Restricting oligosaccharides (low FODMAP diet, LFD) and conversely, supplementing with prebiotic β-galacto-oligosaccharides (B-GOS) have both been shown to reduce symptoms in irritable bowel syndrome (IBS) independently(1, 2). Notably, the LFD reduces faecal bifidobacteria, while B-GOS increases them. The combination of the two therapies has not previously been investigated. Further, identifying who will respond to a LFD would significantly advance patient care. The aims of this randomised controlled trial (RCT) were three-fold, investigating whether: (1) addition of 1.4 g/d (active dose) prebiotic β-GOS (Bimuno, Clasado, UK) improves IBS symptoms alongside the LFD; (2) the dietary interventions alter fecal microbiota; and (3) urinary metabolites, faecal short-chain fatty acids (SCFA) or volatile organic compounds (VOC) can predict response to LFD.

Sixty-nine adults with IBS (Rome III) were recruited to a 3-arm RCT: control (sham diet/placebo), LFD (LFD/placebo) or LFD plus B-GOS (LFD + B-GOS) for 4-weeks.
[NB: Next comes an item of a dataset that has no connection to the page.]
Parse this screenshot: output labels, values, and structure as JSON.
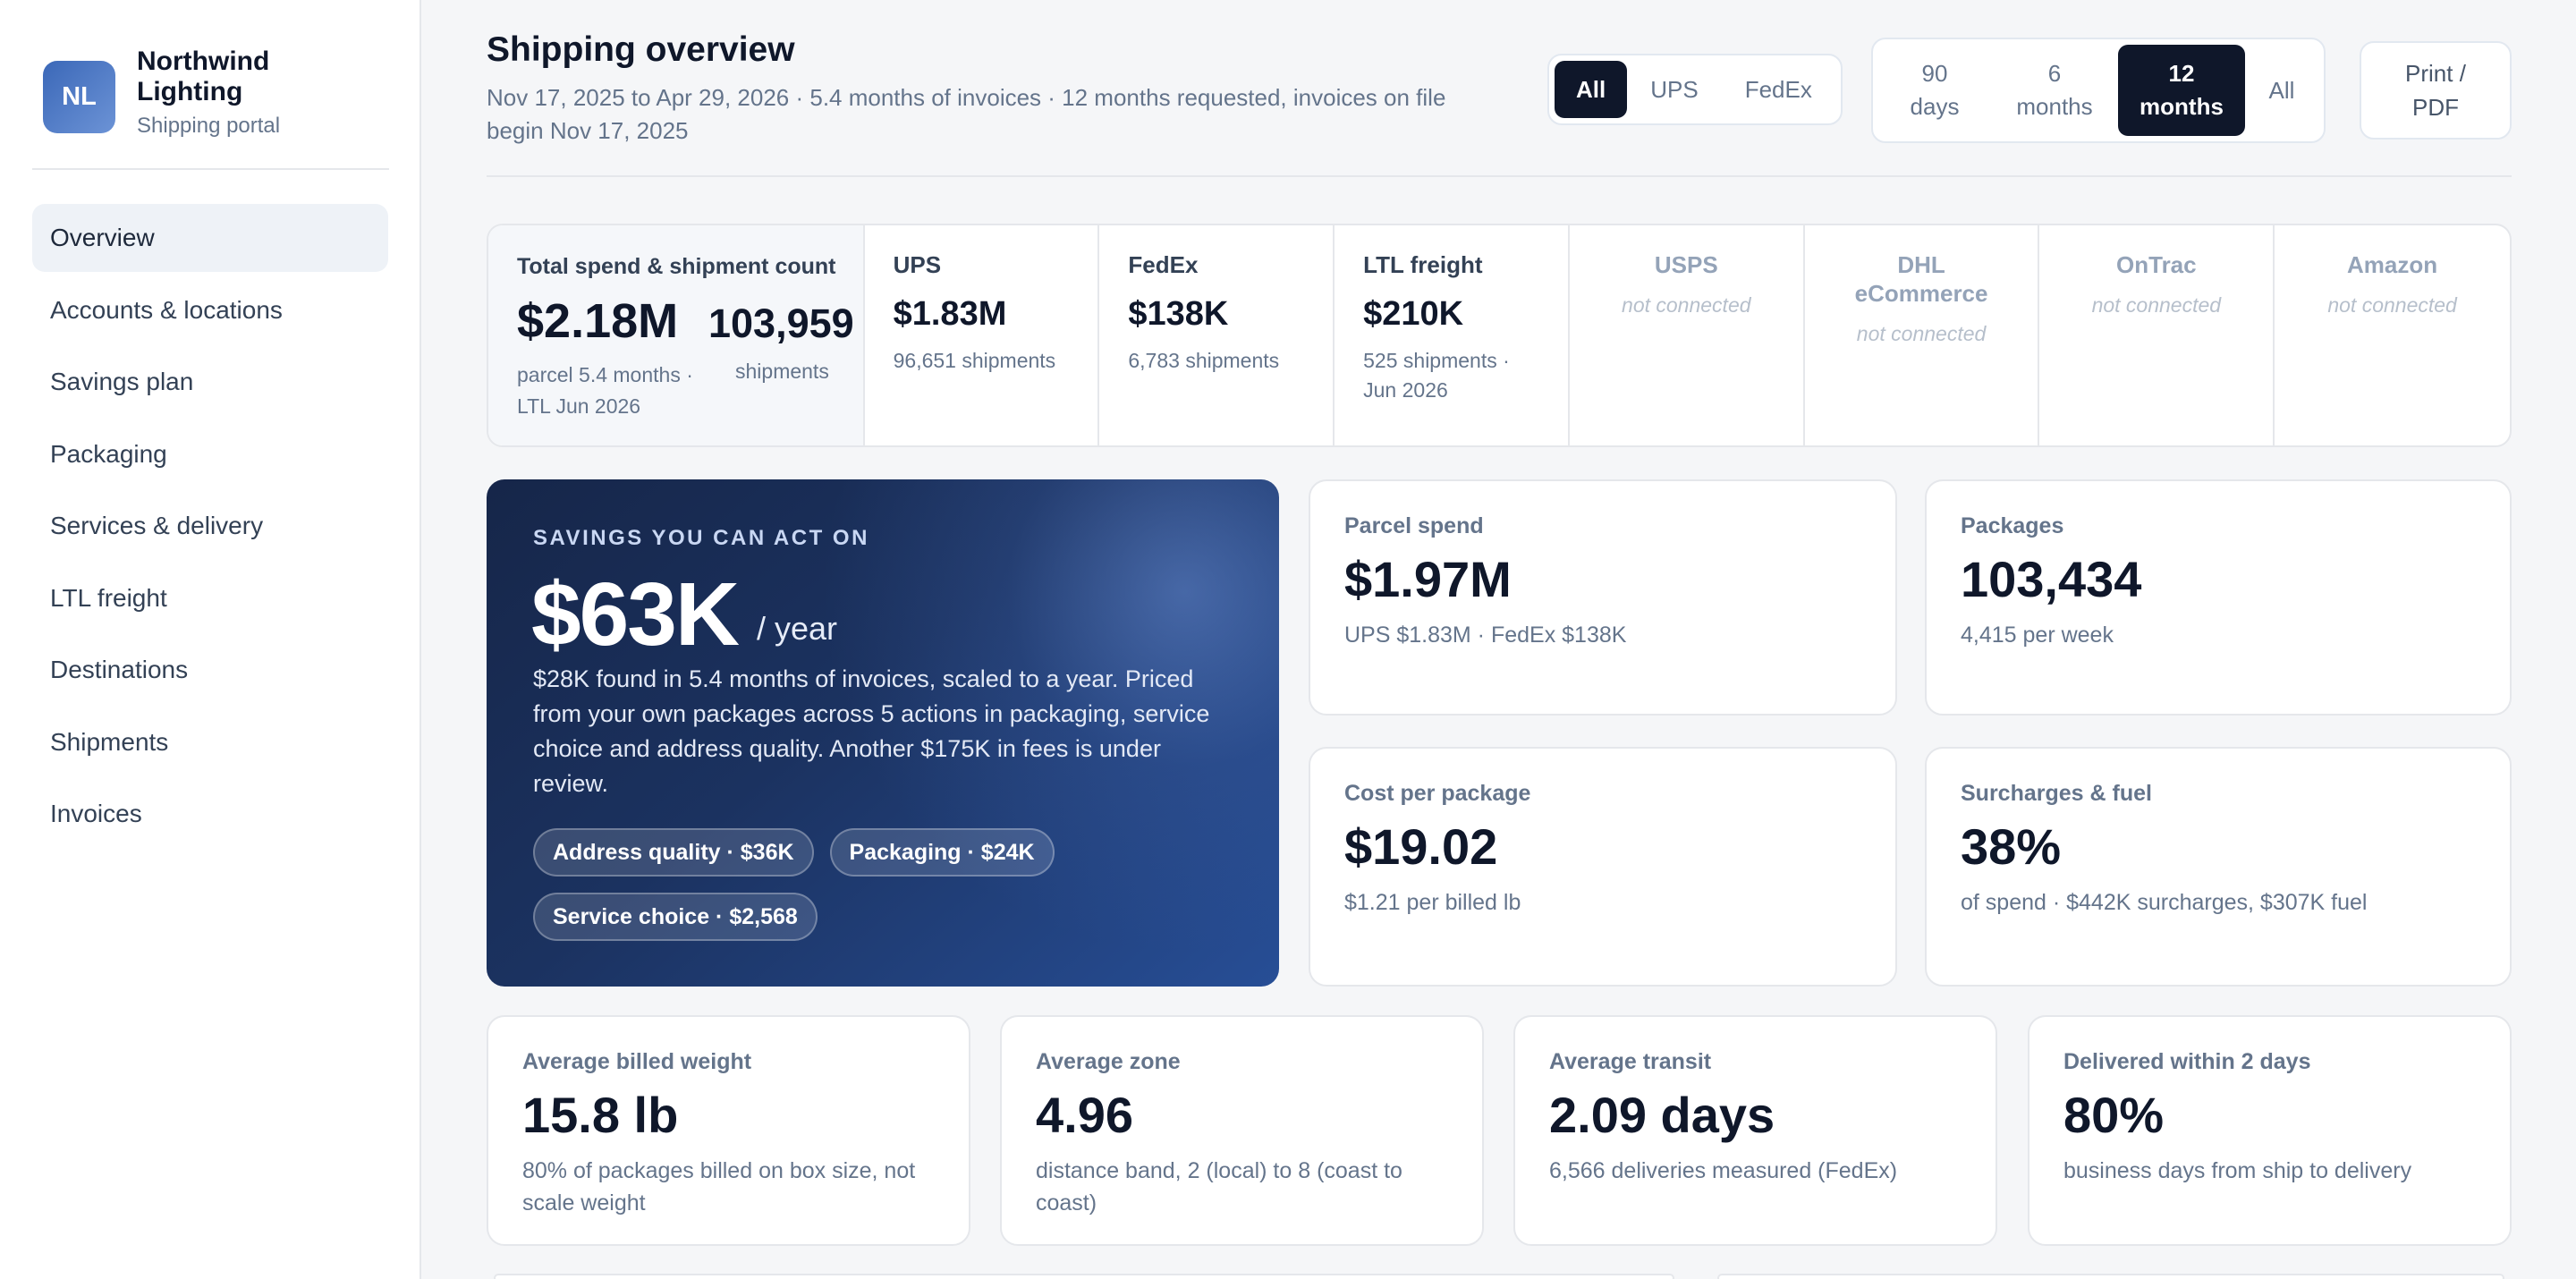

Global symptom question assessed ‘adequate symptom relief’ (response), and urine and stool samples were analysed at baseline and 4-weeks. Faecal microbiome were analysed using 16S rRNA MiSeq and QIIME software at baseline and 4-weeks, and Kruskal-Wallis used for taxonomic comparisons. Urine metabolomics (700 MHz 1H-NMR), faecal SCFA (gas liquid chromatography) and faecal VOC (GC-mass spectrometry) were compared between responders and non-responders at baseline and 4-weeks. Urine metabolomic spectra and VOC profiles were analysed using principal component analysis and supervised pattern recognition methods orthogonal/partial least square discriminant analysis respectively. Faecal SCFA and VOC were compared using receiver operator characteristic (ROC) curves.

Response rate (adequate relief) at 4-weeks differed between control (30%), LFD (50%) and LFD + B-GOS (67%) (p = .046), with post-hoc differences between control and LFD + B-GOS (p = 0.015). The relative abundance of Actinobacteria differed significantly across groups at 4-weeks (p < 0.001), specifically mean (SD) Bifidobacteria and Collinsinella spp were lower in the LFD (0.96 (1.03), p = 0.015, 0.50 (0.56), p = 0.018), and LFD/B-GOS (0.93 ((1.26) p = 0.002, 0.44 (0.34), p = 0.005) groups than control (1.97 (2.66), 1.13 (1.02) respectively). In the LFD group only, baseline measures were significantly different between responders and non-responders in the urine metabolome (Q2 = 0.296 vs randomised -0.175), and faecal VOCs (AUC = 0.854, p = 0.045) and propionate (AUC = 0.848, p = 0.009) were predictors of response.

Combined LFD and B-GOS improves symptoms in IBS although B-GOS doesn't prevent the LFD reducing Actinobacteria. Metabolite profiling of urine and stool may predict response to the LFD and provide insight into mechanisms. Prospective clinical trials to test these algorithms are warranted and may lead to personalised therapy in IBS.

1.Schumann, D, Klose, P, Lauche, R et al. (2018) Nutrition 45, 2431.
2.Silk, D, Davis, A, Vulevic, J et al. (2009) Aliment pharmacol ther 29, 508518.